= Input data =
= = =
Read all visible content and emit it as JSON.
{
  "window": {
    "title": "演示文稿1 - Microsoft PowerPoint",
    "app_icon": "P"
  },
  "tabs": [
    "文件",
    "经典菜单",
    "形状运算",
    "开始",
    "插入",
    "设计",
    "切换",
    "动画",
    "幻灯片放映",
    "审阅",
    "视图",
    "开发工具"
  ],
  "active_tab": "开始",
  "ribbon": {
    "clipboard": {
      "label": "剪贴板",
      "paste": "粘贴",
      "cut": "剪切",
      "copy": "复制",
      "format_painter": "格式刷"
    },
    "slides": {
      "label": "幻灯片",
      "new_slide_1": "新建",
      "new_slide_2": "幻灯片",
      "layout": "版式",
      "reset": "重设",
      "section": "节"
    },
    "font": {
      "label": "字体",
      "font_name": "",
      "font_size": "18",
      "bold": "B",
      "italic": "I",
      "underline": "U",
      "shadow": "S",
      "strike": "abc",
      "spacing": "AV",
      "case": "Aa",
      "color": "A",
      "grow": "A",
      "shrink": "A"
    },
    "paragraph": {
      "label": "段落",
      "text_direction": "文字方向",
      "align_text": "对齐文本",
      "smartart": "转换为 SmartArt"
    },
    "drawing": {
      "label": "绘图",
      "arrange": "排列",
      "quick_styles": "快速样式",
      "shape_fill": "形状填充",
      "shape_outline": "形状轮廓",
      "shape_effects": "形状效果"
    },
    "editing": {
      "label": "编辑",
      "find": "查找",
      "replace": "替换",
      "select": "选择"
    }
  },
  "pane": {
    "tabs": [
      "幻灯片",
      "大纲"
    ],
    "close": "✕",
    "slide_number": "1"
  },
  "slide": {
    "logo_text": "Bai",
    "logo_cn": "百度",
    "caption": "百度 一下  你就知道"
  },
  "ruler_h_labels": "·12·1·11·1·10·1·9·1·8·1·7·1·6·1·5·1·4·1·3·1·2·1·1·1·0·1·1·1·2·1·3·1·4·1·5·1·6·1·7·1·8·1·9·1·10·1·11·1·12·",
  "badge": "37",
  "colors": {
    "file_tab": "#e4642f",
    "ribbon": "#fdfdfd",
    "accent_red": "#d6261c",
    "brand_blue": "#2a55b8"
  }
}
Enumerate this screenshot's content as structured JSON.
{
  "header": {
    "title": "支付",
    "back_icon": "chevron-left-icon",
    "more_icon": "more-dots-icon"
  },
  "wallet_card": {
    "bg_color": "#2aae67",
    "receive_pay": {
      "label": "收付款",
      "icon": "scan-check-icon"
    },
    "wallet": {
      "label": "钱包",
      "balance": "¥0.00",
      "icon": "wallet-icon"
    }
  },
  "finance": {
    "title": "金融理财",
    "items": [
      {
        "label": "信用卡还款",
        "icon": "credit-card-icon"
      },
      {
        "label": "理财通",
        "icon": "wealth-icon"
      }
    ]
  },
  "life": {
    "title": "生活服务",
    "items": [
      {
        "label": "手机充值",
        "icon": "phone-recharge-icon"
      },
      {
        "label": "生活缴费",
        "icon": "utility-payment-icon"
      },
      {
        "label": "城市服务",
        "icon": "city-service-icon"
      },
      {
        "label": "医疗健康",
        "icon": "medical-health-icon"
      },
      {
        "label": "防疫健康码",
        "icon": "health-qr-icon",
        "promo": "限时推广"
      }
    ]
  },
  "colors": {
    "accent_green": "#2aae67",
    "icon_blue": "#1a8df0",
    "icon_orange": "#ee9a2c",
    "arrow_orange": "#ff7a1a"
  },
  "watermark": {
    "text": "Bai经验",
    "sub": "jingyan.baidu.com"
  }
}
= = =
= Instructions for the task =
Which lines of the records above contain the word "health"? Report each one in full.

= Task answer =
        "icon": "medical-health-icon"
        "icon": "health-qr-icon",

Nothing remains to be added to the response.